Palladium nanoparticles are used by others too, to power fuel cells. Researchers are facing some hurdles in creating palladium nanoparticles with enough active surface area to make catalysis efficient in fuel cells. They have another problem of preventing particles from clumping together during the chemical processes that convert a fuel source into electricity. Now two Brown University chemists are trying to overcome those hurdles. They are claiming to develop palladium nanoparticles with 40% larger surface area. They also tackled the problem of the clustering of palladium nanoparticles. This catalyst’s shape remains intact four times longer that what is presently offered by others.

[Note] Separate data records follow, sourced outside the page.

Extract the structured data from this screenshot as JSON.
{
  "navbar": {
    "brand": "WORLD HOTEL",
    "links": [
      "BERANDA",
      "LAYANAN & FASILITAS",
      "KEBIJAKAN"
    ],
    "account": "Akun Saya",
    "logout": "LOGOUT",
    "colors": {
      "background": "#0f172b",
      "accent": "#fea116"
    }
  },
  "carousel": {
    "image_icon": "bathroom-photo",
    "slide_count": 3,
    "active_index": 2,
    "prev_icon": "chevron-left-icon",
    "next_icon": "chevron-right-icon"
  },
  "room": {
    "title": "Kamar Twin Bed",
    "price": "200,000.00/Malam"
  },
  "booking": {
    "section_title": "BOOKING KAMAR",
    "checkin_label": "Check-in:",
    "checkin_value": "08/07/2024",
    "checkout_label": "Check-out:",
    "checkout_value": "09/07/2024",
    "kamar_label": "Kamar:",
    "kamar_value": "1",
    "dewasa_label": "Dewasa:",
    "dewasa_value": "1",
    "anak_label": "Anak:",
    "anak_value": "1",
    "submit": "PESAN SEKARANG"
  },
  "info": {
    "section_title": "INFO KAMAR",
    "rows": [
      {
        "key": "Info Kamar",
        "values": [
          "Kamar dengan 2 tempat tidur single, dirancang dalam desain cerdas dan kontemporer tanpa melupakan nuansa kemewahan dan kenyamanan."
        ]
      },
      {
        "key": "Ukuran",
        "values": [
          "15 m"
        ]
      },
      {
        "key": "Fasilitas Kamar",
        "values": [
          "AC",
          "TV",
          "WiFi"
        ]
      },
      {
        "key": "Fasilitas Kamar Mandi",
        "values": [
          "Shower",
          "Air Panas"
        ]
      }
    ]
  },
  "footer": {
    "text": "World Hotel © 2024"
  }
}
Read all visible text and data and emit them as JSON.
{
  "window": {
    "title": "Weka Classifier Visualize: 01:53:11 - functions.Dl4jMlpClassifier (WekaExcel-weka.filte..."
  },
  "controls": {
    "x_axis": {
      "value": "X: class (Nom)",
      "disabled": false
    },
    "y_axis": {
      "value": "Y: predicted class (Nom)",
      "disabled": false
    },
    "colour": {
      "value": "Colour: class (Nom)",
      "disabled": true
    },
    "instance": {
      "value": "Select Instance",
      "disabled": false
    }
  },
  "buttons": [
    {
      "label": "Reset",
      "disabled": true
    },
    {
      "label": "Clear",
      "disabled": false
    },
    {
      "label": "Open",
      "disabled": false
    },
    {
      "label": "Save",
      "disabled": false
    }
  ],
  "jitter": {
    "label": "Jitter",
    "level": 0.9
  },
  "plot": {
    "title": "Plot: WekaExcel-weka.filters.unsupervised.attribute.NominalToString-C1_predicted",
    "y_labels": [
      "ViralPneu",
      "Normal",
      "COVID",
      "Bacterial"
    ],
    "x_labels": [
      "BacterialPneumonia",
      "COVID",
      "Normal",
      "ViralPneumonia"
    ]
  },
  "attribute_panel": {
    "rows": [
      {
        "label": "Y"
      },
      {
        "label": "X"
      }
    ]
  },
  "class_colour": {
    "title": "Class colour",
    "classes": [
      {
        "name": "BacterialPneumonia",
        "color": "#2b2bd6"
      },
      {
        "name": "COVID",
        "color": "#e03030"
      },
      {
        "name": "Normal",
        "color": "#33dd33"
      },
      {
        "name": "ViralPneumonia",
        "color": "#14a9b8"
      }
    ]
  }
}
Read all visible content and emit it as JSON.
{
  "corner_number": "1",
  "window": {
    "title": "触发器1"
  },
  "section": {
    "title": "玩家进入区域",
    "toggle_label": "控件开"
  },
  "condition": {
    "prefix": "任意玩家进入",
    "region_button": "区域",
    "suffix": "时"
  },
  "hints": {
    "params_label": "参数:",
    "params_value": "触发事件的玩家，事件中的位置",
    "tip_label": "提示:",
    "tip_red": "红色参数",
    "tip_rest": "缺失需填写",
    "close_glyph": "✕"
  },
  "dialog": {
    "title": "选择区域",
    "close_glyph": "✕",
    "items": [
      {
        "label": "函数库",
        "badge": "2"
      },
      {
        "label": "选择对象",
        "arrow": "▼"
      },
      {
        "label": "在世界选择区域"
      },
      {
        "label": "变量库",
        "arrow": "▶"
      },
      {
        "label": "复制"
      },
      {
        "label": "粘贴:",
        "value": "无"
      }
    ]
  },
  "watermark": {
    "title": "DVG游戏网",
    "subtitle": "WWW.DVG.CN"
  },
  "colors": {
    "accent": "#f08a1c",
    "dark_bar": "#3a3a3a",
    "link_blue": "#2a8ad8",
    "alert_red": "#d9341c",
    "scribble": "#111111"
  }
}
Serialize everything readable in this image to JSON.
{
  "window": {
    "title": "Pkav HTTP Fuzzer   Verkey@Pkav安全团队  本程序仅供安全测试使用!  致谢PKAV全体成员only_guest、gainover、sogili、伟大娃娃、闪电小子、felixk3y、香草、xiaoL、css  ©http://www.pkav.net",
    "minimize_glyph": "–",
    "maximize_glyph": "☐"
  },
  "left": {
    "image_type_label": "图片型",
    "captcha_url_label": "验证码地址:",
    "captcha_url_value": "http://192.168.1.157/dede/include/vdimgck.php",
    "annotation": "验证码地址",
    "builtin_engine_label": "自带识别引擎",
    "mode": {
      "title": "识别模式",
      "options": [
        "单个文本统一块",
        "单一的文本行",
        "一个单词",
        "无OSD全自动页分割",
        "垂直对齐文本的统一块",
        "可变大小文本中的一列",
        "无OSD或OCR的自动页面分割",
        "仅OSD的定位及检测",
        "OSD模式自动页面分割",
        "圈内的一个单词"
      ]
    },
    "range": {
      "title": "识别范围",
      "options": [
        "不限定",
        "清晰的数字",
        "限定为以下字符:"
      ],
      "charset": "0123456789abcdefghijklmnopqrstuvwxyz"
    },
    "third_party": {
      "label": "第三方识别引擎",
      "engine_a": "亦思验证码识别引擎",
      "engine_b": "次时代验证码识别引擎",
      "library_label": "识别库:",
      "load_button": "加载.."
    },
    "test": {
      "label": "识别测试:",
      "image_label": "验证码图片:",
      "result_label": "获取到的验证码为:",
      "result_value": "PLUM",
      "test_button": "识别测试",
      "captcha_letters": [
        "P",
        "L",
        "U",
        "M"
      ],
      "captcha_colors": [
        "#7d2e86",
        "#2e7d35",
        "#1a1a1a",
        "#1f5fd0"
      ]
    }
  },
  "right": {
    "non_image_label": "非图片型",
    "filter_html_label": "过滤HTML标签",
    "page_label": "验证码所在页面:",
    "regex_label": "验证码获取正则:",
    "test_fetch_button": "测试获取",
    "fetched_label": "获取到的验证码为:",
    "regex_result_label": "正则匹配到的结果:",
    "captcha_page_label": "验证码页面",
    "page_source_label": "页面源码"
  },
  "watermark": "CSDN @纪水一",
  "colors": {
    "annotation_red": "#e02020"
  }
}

How did they achieve this feat? How they retained the shape of the palladium nanoparticles and how they increased the surface area? Mazumder and Sun produced palladium nanoparticles 4.5 nanometers in size. They fastened the nanoparticles to a carbon platform at the anode end of a direct formic acid fuel cell. What is novel here? They did something original. They utilized weak binding amino ligands to keep the palladium nanoparticles separate and at the same size as they’re attached to the carbon platform. This approach is the key to increasing the surface area. Because when the particles remained separate and uniform in size, they increased the available surface area on the platform and raised the efficiency of the fuel cell reaction.
That’s not all. The specialty of the legands is they can be “washed” from the carbon platform without endangering the integrity of the separated palladium nanoparticles. This step proved crucial for the duo researchers and better than previous attempts by other scientists. If you tried to remove binding ingredients it caused the particles to lose their rigid sizes and clump together, which gums up the reaction. Mazumder stated, “We managed to ebb the decay of our catalyst by our approach. We made high-quality palladium nanoparticles, put them efficiently on a support, then removed them from the stabilizers efficiently without distorting catalyst quality.”